The District of Kent has once again earned Five Blooms from the prestigious Communities in Bloom program, with a slightly higher score than last year.
The Five Bloom Award was handed out at the Communities in Bloom’s Provincial Conference in Kamloops on Oct. 5, and Mayor John Van Laerhoven was on hand to receive it.
Each year, communities throughout the province can elect to participate in the program. Judges then visit each community and are led around to various events and sites of significance. This year, the District of Kent featured its UV Disinfection System, and the system was given special recognition by the judges.
The system uses UV rays to sterilize the pathogens left in waste water, eliminating the need for a chlorine system. The judges commended district staff member Steve Nuttall and his crew.
“It is so good to see that Steve continues to seek new and innovative ways to deal with sewage,” the judges wrote.
The judges, Rea Smith and Trisha McCarthy, were also impressed by the innovation shown by local hazelnut farmers fighting blight, the berry breeding program at Ag Canada, and Neal Tebrinke’s state of the art computerized equipment at his chicken farm.
The judges also gave the district some pointers in their long evaluation form. They include providing recycling bins in the streets, updating the paint at crosswalks and curbs, and starting a ‘tidy street’ recognition program.

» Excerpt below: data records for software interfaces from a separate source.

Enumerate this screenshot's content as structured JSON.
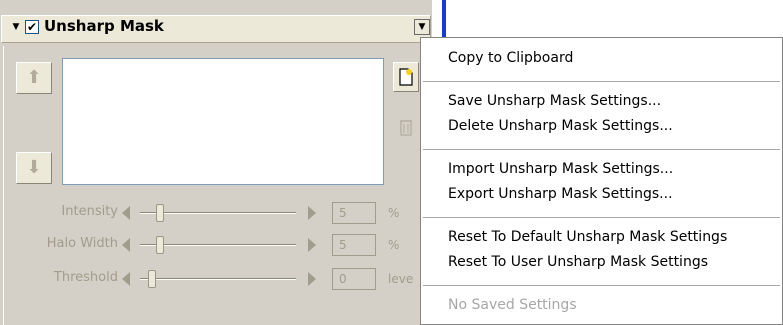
{
  "panel": {
    "title": "Unsharp Mask",
    "enabled_check": "✔",
    "collapse_glyph": "▼",
    "menu_button_glyph": "▼",
    "up_arrow": "⬆",
    "down_arrow": "⬇",
    "new_settings_icon": "new-document-icon",
    "delete_settings_icon": "trash-icon"
  },
  "sliders": [
    {
      "label": "Intensity",
      "value": "5",
      "unit": "%",
      "position": 0.06
    },
    {
      "label": "Halo Width",
      "value": "5",
      "unit": "%",
      "position": 0.06
    },
    {
      "label": "Threshold",
      "value": "0",
      "unit": "leve",
      "position": 0.0
    }
  ],
  "context_menu": {
    "copy": "Copy to Clipboard",
    "save": "Save Unsharp Mask Settings...",
    "delete": "Delete Unsharp Mask Settings...",
    "import": "Import Unsharp Mask Settings...",
    "export": "Export Unsharp Mask Settings...",
    "reset_default": "Reset To Default Unsharp Mask Settings",
    "reset_user": "Reset To User Unsharp Mask Settings",
    "no_saved": "No Saved Settings"
  }
}
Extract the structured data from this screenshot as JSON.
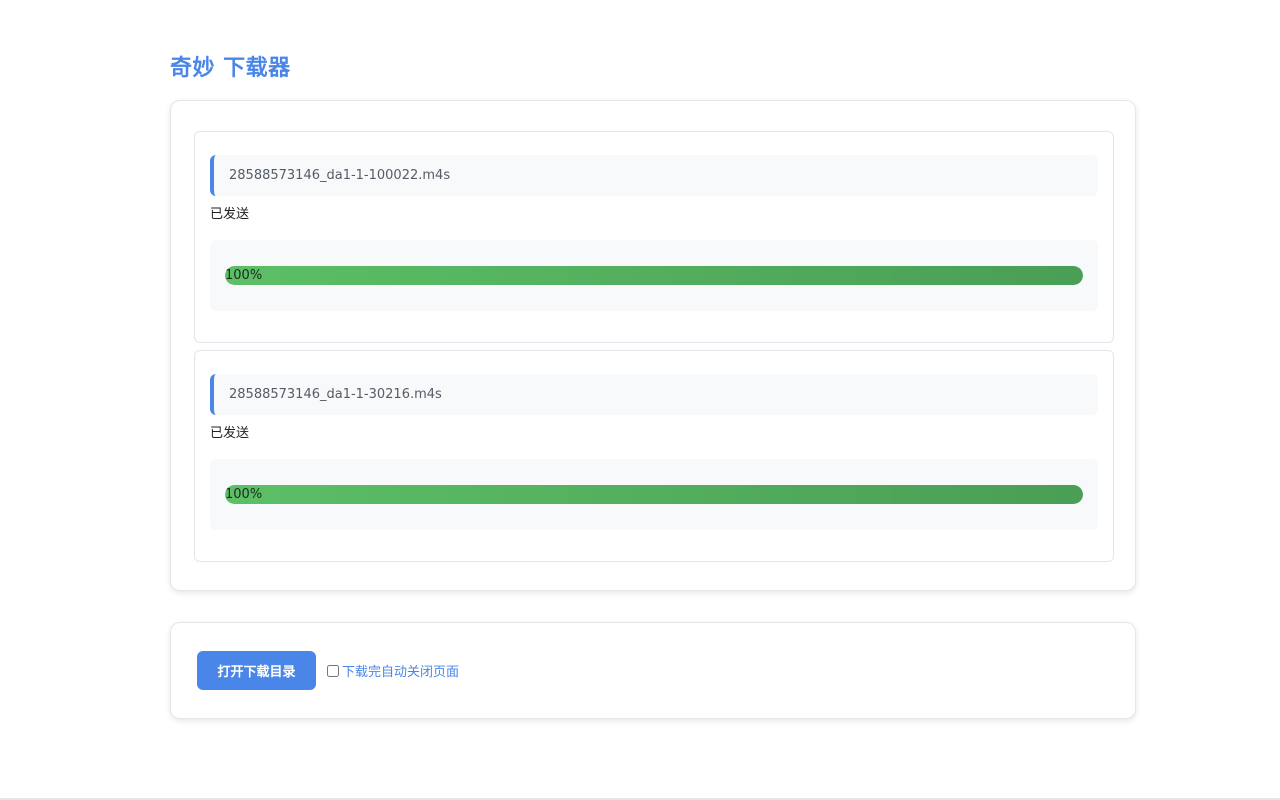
{
  "app": {
    "title": "奇妙 下载器"
  },
  "downloads": [
    {
      "filename": "28588573146_da1-1-100022.m4s",
      "status": "已发送",
      "progress_label": "100%",
      "progress_fraction": 1.0
    },
    {
      "filename": "28588573146_da1-1-30216.m4s",
      "status": "已发送",
      "progress_label": "100%",
      "progress_fraction": 1.0
    }
  ],
  "actions": {
    "open_dir_label": "打开下载目录",
    "auto_close_label": "下载完自动关闭页面",
    "auto_close_checked": false
  },
  "colors": {
    "accent": "#4a86e8",
    "progress_start": "#5cbf66",
    "progress_end": "#4a9e55"
  }
}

Van Laerhoven said CIB is “a very positive program,” that the community can be proud of participating in. He encouraged residents to take the time to read the report.
The full report and recommendations are viewable within the Oct. 15 council meeting agenda, online at www.district.kent.bc.ca.